§ THE PROBLEM
Repeat the data that follows, keeping every character intact.

:: RECORDS SHOWN

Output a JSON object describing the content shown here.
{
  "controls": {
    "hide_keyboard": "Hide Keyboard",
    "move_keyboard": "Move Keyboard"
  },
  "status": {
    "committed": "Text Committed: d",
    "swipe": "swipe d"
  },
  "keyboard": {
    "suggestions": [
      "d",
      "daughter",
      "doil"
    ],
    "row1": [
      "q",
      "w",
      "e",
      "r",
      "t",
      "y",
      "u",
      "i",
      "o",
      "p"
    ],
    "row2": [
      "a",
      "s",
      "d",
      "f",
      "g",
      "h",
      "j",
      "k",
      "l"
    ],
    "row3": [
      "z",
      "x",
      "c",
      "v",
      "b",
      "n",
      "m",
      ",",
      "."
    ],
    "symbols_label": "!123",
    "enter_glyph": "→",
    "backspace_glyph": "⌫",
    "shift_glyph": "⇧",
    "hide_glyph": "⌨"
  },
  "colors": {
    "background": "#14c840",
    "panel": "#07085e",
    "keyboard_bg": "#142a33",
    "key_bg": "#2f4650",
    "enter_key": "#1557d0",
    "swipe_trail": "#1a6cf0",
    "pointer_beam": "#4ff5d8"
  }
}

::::

§ RESULT
Output a JSON object describing the content shown here.
{
  "controls": {
    "hide_keyboard": "Hide Keyboard",
    "move_keyboard": "Move Keyboard"
  },
  "status": {
    "committed": "Text Committed: d",
    "swipe": "swipe d"
  },
  "keyboard": {
    "suggestions": [
      "d",
      "daughter",
      "doil"
    ],
    "row1": [
      "q",
      "w",
      "e",
      "r",
      "t",
      "y",
      "u",
      "i",
      "o",
      "p"
    ],
    "row2": [
      "a",
      "s",
      "d",
      "f",
      "g",
      "h",
      "j",
      "k",
      "l"
    ],
    "row3": [
      "z",
      "x",
      "c",
      "v",
      "b",
      "n",
      "m",
      ",",
      "."
    ],
    "symbols_label": "!123",
    "enter_glyph": "→",
    "backspace_glyph": "⌫",
    "shift_glyph": "⇧",
    "hide_glyph": "⌨"
  },
  "colors": {
    "background": "#14c840",
    "panel": "#07085e",
    "keyboard_bg": "#142a33",
    "key_bg": "#2f4650",
    "enter_key": "#1557d0",
    "swipe_trail": "#1a6cf0",
    "pointer_beam": "#4ff5d8"
  }
}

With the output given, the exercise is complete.